(Entries from a dataset of interfaces)
──────────
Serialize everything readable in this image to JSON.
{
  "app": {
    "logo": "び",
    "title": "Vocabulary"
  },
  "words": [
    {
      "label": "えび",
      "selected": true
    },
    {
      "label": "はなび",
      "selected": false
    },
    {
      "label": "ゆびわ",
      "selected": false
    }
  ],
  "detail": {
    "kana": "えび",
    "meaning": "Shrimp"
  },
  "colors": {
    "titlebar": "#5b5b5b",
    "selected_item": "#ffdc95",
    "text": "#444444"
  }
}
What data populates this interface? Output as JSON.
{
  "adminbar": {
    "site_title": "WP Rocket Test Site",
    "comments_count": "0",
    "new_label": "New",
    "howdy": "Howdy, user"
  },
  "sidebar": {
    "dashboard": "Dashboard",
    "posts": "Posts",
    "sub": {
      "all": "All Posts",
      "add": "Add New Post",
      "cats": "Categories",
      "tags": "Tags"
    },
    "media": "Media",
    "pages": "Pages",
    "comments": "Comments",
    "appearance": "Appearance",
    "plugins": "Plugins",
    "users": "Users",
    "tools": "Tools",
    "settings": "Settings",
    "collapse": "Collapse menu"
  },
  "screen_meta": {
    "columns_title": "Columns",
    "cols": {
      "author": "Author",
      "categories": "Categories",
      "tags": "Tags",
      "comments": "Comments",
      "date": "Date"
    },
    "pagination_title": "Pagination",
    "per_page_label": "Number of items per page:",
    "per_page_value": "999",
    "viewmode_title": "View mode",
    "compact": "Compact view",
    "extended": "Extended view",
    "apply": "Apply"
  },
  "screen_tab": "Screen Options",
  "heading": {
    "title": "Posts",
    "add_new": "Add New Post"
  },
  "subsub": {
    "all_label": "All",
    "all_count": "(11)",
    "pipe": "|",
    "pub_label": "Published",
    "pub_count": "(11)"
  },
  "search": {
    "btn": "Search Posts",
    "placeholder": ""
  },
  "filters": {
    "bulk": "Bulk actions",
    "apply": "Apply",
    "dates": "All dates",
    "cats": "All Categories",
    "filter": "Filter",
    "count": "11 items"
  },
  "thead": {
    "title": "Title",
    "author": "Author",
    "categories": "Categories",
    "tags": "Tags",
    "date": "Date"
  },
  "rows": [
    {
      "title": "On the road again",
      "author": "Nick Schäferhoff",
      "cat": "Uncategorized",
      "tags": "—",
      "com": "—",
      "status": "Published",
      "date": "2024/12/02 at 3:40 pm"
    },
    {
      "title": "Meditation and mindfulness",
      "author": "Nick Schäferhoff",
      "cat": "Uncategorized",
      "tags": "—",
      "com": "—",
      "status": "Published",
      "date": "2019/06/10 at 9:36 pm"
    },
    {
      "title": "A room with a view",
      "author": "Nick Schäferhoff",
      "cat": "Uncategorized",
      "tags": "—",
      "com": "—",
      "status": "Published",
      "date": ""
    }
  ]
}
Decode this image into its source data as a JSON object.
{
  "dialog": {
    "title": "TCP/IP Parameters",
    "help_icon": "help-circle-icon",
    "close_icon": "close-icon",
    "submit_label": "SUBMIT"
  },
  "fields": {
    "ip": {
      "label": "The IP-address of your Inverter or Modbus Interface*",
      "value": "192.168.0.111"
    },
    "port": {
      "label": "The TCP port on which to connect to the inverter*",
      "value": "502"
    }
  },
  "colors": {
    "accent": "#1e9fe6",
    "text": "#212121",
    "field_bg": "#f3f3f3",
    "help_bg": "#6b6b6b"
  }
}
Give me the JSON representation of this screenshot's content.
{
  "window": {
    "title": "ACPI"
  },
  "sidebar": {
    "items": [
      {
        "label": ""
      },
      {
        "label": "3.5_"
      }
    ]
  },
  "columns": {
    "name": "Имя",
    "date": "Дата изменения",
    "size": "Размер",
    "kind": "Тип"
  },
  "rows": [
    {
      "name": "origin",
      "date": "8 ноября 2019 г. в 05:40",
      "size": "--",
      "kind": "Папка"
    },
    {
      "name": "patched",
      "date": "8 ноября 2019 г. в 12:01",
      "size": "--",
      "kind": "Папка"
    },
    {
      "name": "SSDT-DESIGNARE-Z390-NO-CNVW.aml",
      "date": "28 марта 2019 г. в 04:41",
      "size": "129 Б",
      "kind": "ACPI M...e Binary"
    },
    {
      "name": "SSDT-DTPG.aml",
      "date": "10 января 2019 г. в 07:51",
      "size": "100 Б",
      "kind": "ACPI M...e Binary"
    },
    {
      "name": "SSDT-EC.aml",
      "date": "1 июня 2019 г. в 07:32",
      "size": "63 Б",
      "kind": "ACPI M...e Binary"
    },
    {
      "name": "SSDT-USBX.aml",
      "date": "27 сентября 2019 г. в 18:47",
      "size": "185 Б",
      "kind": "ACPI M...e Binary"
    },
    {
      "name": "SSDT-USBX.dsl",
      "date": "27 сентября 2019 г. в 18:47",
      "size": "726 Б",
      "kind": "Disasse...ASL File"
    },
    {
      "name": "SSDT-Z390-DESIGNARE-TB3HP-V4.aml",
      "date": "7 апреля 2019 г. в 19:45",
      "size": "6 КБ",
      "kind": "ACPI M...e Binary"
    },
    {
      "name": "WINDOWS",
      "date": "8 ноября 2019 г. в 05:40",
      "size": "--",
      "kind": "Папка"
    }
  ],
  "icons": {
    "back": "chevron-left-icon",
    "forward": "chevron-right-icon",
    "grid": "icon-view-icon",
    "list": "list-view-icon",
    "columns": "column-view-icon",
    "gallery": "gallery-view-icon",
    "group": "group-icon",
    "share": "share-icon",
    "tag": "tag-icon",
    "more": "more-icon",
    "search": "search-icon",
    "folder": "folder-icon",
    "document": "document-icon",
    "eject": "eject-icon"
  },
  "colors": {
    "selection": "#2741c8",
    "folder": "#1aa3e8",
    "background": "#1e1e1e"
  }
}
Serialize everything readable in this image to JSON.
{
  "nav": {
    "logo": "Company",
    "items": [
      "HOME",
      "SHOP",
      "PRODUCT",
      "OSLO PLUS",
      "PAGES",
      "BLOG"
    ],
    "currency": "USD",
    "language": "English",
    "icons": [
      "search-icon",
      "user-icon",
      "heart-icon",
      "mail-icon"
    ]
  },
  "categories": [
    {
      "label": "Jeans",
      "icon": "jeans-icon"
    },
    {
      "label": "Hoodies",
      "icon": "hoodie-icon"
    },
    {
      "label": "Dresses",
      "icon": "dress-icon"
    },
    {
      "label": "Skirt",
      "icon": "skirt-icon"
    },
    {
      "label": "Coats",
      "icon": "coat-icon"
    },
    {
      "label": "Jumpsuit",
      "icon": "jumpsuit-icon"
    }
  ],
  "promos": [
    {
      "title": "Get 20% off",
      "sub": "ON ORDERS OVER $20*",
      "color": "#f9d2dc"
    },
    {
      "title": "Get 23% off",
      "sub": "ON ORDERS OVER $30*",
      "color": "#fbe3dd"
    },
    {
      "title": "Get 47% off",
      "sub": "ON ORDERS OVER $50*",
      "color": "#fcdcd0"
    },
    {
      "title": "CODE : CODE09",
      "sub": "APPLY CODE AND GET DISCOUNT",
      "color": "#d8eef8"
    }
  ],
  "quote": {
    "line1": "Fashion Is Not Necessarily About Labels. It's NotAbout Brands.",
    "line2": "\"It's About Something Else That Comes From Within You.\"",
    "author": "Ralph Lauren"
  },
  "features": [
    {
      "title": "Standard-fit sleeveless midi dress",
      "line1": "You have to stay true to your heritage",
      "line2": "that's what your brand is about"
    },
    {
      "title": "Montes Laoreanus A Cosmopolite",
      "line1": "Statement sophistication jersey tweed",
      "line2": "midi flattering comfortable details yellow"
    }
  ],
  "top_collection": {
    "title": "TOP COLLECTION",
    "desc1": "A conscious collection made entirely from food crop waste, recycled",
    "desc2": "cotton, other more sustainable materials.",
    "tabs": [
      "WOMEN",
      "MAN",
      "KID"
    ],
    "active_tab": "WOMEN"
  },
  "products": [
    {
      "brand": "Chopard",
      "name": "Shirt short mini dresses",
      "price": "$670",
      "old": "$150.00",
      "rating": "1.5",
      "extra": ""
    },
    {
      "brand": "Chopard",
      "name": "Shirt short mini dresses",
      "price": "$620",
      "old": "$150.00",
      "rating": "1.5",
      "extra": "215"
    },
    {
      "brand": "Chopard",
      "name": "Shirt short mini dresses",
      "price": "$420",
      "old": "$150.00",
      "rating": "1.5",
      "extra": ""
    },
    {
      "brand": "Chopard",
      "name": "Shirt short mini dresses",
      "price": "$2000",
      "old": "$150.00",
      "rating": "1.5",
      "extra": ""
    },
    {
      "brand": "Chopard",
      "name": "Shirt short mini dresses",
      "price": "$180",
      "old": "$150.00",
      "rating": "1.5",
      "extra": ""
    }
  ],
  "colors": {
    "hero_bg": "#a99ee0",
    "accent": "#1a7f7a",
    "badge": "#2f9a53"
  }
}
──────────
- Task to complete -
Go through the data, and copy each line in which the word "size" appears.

- Expected answer -
    "size": "Размер",
      "size": "--",
      "size": "--",
      "size": "129 Б",
      "size": "100 Б",
      "size": "63 Б",
      "size": "185 Б",
      "size": "726 Б",
      "size": "6 КБ",
      "size": "--",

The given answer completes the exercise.